(His days are filled with her.)

He's gotten used to her voice behind him, during these conversations, so he leans against the side of the tub with his legs sprawled out on the tile, and busies his hands with the rubber ducky he'd found perched on the sink. (Probably Tony's, but the idea of it being Rose's amuses him far too much to abandon, so he doesn't ask.)

"You're quiet today," she observes, as if the very solid door that used to separate them hasn't been replaced by a frothy film of watermelon-and-cucumber-scented bubblebath.

"Am I? Sorry about that. Won't happen again." And then he starts babbling. "You know, I once had an entire silent conversation through a door. With Donna, actually, right when I first met back up with her. There was a whole room between us, with her on the other side of a portal and me hanging out a window. Well, I was on the washer's cradle, if you want to be specific, but—"

"I've ruined it, haven't I?" she asks softly.

He spins around. "Rose—" he starts, but then he gets a proper look at her and she takes his breath away.

And it's not that she's naked, or that she's beautiful (though, of course, she is.) It's just that she looks so young;younger than he's seen her since he'd turned around and there she was, two blocks away and a gun over her shoulder.

"I'm sorry," she says, biting her lip, "I just… I wanted…"

The rubber ducky falls to the floor, forgotten, as he leans over the side of the bath to capture his lips with hers.

(He has been on Pete's World one month, two weeks, three days and—as he finds when he checks against his day planner later—seven hours.)

"Don't," she whispers, and his heart's halfway to broken before she can gasp out the rest of her sentence, "I'll get you all wet."

"Don't care," he promises.

"That tie," she breathes, "is silk. S'a good tie."

"You can buy me another."

She pulls away completely, and his face falls.
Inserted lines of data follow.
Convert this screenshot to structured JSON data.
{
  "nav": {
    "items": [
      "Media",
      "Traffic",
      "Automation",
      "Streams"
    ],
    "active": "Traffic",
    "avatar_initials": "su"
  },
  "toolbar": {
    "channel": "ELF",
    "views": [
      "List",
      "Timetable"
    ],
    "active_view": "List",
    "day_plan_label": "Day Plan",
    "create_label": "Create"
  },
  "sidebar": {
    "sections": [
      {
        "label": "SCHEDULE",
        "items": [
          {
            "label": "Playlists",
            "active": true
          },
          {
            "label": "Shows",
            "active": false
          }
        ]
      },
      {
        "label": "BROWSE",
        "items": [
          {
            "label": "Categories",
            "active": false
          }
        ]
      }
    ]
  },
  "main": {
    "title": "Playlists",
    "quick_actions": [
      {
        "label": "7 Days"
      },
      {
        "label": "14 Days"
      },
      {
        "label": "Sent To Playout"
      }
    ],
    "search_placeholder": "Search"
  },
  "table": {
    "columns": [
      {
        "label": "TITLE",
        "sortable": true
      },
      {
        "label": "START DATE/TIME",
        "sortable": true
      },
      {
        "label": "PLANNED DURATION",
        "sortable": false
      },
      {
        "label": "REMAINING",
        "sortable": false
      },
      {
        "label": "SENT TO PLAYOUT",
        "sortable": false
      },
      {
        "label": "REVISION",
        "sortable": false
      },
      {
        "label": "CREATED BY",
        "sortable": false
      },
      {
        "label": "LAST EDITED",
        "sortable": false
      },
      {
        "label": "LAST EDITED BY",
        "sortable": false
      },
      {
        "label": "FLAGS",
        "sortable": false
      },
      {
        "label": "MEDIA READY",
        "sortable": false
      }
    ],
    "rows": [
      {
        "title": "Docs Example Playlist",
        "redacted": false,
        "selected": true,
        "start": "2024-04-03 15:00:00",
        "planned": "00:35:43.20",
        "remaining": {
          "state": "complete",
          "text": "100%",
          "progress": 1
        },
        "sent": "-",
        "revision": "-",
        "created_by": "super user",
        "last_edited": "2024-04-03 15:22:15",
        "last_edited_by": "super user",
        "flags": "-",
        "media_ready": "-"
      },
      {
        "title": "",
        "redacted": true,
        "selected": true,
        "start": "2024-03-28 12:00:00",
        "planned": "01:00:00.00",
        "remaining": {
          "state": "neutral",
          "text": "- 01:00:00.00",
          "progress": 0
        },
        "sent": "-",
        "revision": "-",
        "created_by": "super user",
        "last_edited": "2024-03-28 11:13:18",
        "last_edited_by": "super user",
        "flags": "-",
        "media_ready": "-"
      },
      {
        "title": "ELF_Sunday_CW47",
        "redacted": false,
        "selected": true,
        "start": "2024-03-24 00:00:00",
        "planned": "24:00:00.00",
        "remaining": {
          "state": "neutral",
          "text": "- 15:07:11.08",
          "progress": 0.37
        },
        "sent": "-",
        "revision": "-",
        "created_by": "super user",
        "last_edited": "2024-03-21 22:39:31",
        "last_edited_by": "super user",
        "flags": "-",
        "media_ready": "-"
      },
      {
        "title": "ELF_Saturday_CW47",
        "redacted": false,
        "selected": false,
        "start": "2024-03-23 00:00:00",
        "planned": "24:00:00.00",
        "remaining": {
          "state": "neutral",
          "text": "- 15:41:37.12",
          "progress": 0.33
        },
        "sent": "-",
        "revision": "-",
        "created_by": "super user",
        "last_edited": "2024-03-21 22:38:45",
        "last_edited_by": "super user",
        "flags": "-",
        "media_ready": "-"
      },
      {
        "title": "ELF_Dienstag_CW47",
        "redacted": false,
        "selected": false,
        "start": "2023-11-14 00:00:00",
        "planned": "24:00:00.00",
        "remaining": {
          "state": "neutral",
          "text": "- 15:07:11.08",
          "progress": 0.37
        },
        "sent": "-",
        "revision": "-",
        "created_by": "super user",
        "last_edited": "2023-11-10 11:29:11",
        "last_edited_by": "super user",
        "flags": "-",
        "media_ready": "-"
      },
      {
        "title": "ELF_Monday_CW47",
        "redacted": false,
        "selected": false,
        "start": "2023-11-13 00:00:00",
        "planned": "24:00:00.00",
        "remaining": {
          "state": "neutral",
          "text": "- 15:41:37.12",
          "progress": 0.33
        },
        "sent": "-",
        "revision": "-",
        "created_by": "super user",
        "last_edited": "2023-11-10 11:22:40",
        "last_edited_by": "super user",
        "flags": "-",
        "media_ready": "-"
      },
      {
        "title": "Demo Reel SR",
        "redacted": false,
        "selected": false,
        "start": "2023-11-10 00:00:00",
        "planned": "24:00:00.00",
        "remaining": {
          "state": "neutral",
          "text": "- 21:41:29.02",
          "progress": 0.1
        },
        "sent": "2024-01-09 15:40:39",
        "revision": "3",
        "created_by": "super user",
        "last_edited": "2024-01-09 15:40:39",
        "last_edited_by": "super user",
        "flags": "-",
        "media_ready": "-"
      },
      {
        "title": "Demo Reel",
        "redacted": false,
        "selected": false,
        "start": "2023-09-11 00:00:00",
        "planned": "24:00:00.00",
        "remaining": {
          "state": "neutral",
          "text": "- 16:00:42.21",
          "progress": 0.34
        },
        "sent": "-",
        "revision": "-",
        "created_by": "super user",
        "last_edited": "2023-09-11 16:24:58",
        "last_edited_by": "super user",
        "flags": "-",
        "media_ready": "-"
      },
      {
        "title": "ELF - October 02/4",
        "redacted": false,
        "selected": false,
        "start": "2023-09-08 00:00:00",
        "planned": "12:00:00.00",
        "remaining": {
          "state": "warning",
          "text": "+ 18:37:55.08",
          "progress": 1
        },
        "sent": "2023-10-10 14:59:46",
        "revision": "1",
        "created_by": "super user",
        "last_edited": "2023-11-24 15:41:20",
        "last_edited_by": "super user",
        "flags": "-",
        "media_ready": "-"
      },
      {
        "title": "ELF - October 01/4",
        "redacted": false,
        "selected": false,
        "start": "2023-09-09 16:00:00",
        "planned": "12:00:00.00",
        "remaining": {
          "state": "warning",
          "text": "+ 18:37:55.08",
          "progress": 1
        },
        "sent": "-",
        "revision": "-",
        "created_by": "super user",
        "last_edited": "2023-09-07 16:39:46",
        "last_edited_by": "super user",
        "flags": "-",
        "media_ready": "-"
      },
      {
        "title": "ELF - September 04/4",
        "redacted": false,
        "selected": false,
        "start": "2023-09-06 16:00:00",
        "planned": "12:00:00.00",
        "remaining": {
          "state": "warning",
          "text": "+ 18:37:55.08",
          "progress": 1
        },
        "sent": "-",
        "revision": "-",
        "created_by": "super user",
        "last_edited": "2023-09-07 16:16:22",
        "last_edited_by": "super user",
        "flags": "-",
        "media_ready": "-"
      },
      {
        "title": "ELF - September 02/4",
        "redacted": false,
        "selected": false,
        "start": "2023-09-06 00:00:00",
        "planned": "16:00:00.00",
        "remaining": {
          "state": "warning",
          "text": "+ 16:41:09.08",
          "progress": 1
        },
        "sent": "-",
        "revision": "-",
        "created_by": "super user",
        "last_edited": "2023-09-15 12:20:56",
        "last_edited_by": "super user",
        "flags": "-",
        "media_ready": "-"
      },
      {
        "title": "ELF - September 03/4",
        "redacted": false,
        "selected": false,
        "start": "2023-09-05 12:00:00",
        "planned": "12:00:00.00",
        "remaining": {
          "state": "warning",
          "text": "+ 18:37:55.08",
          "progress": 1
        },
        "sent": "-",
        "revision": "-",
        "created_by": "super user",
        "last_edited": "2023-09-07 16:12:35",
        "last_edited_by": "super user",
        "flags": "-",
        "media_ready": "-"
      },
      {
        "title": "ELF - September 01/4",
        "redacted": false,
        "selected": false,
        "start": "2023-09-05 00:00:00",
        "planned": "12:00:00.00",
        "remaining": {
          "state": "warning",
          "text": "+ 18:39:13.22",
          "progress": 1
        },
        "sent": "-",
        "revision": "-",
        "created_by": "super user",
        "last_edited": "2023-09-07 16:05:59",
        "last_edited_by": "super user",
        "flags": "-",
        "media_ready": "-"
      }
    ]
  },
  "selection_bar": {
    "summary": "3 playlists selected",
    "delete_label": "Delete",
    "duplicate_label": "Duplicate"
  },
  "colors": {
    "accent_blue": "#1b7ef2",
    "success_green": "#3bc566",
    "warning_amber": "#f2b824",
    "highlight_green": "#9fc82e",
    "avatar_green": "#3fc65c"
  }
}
She laughs at him, amused by his childish pout, and fashions him a bubble beard to cheer him up.

A few minutes later, there are no layers between them. His mental coordinate grid sets this place as 0, 0, 0, and in the complete lack of distance from her, he loses sense of the world entirely.